Our team is preparing for the 22nd Annual February 14th Women’s Memorial March Downtown Eastside Vancouver. With one heart we connect with at least eleven other Women’s Memorial Marches being held across the land. Established to remember and mourn women who are missing and women who have been murdered as a result of violence and oppression. We ask that you join us this Feb. 14th at 11 am at Hastings and Main in Vancouver, Coast Salish Territory to honour their lives and support the families who are missing their loved ones.

Thursday Feb 14th

March starts at noon from Carnegie (Main and Hastings)

* Please NOTE that this year the march starts one hour earlier *

The first women’s memorial march was held in 1991 in response to the murder of a Coast Salish woman on Powell Street in Vancouver. Her name is not spoken today out of respect for the wishes of her family. Out of this sense of hopelessness and anger came an annual march on Valentine’s Day to express compassion, community, and caring for all women in Vancouver’s Downtown Eastside, Unceded Coast Salish Territories. Twenty two years later, the women’s memorial march continues to honour the lives of missing and murdered women.

On Thursday Feb 14th 2013, we will gather at 11 am at the Carnegie Community Centre Theatre, 401 Main Street (corner Hastings, Vancouver) where family members speak in remembrance.
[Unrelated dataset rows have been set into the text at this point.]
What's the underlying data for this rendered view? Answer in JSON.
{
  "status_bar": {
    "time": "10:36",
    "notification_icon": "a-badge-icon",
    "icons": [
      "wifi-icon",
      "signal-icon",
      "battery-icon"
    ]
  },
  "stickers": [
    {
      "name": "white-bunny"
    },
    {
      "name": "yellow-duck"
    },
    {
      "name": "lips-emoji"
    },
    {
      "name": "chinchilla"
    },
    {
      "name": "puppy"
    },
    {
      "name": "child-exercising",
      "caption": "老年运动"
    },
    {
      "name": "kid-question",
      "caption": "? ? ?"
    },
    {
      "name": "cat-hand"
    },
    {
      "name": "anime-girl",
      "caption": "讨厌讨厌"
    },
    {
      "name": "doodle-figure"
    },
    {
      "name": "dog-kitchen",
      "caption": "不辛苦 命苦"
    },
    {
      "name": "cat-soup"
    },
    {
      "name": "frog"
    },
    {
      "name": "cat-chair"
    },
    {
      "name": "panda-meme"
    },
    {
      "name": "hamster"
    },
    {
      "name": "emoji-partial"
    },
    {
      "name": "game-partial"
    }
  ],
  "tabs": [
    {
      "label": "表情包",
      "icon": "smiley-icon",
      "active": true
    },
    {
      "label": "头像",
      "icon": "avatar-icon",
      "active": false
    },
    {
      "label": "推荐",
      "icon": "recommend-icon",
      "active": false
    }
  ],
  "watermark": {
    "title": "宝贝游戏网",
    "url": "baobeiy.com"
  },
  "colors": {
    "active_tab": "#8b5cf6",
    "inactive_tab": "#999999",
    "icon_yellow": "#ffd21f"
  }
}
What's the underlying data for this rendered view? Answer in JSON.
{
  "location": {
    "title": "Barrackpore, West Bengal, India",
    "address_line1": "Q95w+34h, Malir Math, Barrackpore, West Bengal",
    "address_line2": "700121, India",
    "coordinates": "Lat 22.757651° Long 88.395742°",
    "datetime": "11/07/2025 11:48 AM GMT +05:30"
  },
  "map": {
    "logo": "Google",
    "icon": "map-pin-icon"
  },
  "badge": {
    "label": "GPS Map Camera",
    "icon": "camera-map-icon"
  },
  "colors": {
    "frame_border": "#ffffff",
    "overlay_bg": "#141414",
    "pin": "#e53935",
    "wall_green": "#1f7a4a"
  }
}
Given space constraints, we ask the broader public to join us at noon, when the march takes to the streets and proceeds through the Downtown Eastside, with stops to commemorate where women were last seen or found; speeches by community activists at the court house; a healing circle at Oppenheimer Park around 2:30; and finally a community feast at the Japanese Language Hall.

Increasing deaths of many vulnerable women from the DTES still leaves family, friends, loved ones, and community members with an overwhelming sense of grief and loss. This year, the Women’s Memorial March occurs in the context of the provincial missing women’s inquiry, which marginalized the voices and experiences of DTES residents, Indigenous communities, and women’s groups. Women continue to go missing or be murdered with no action from any level of government to address these tragedies or the systemic nature of gendered violence, poverty, racism, or colonialism. We are calling for a national public inquiry and continue to seek justice internationally with submissions at the level of the UN.

This event is organized and led by women in the DTES because women – especially Indigenous women – face physical, mental, emotional, and spiritual violence on a daily basis. The February 14th Women’s Memorial March is an opportunity to come together to grieve the loss of our beloved sisters, remember the women who are still missing, and to dedicate ourselves to justice.


There are many ways to support the Feb 14th Women’s Memorial March:

1) Spread the word and join us (all genders welcome) to the Feb 14th march. We respectfully ask that you please do not bring your banners, flags, or leaflets as the Women’s Memorial March carries five banners only to honour the women.

2) Plan a memorial march in your community. Last year, memorial marches were held in approximately ten other cities and communities. If you are organizing a memorial march please email us the details at [email protected] so we can maintain
communication, compile the information on our website, and build strength in our coordinated efforts.

3) If you want to help volunteer (setup, cleanup, serving food etc) on the day of and can commit to 2-hour shifts between 8 am and 6 pm, please email [email protected]

Thank you all for your support and commitment, Feb 14th Women’s Memorial March Committee
Phone: 604 665 3005
Email: [email protected](Committee Chair Marlene George)